[Opening Data for the task section]

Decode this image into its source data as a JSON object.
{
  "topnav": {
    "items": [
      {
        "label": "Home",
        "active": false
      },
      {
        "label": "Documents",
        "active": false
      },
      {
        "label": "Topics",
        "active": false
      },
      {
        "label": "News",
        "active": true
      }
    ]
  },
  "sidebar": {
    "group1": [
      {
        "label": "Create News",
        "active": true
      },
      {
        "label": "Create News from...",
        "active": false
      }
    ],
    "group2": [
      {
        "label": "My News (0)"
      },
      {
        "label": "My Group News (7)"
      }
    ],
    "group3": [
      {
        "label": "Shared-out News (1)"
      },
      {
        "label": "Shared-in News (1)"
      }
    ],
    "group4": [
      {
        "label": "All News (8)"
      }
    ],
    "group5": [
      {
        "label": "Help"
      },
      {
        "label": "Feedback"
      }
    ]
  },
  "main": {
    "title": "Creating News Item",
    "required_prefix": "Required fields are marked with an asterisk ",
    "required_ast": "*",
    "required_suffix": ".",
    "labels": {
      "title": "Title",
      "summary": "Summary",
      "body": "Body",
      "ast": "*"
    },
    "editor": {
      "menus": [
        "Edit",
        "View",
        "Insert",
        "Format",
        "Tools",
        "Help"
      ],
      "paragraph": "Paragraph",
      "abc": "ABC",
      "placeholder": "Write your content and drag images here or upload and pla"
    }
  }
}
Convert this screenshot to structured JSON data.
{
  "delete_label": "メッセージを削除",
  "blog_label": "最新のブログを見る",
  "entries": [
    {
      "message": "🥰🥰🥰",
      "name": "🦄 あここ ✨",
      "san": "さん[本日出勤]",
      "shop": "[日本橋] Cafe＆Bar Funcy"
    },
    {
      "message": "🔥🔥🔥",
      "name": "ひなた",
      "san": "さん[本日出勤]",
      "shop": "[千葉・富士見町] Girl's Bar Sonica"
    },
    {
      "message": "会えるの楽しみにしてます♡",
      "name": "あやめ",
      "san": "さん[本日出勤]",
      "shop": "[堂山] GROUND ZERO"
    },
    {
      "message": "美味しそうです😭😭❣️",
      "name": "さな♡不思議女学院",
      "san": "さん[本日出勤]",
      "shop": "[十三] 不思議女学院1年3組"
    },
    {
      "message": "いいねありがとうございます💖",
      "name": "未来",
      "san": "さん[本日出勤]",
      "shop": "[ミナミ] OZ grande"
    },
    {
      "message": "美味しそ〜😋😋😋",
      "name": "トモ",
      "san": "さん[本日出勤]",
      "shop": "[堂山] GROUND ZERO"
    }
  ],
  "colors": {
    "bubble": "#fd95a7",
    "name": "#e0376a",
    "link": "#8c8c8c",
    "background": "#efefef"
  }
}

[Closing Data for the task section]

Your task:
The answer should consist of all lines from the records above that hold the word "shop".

Answer to this problem:
      "shop": "[日本橋] Cafe＆Bar Funcy"
      "shop": "[千葉・富士見町] Girl's Bar Sonica"
      "shop": "[堂山] GROUND ZERO"
      "shop": "[十三] 不思議女学院1年3組"
      "shop": "[ミナミ] OZ grande"
      "shop": "[堂山] GROUND ZERO"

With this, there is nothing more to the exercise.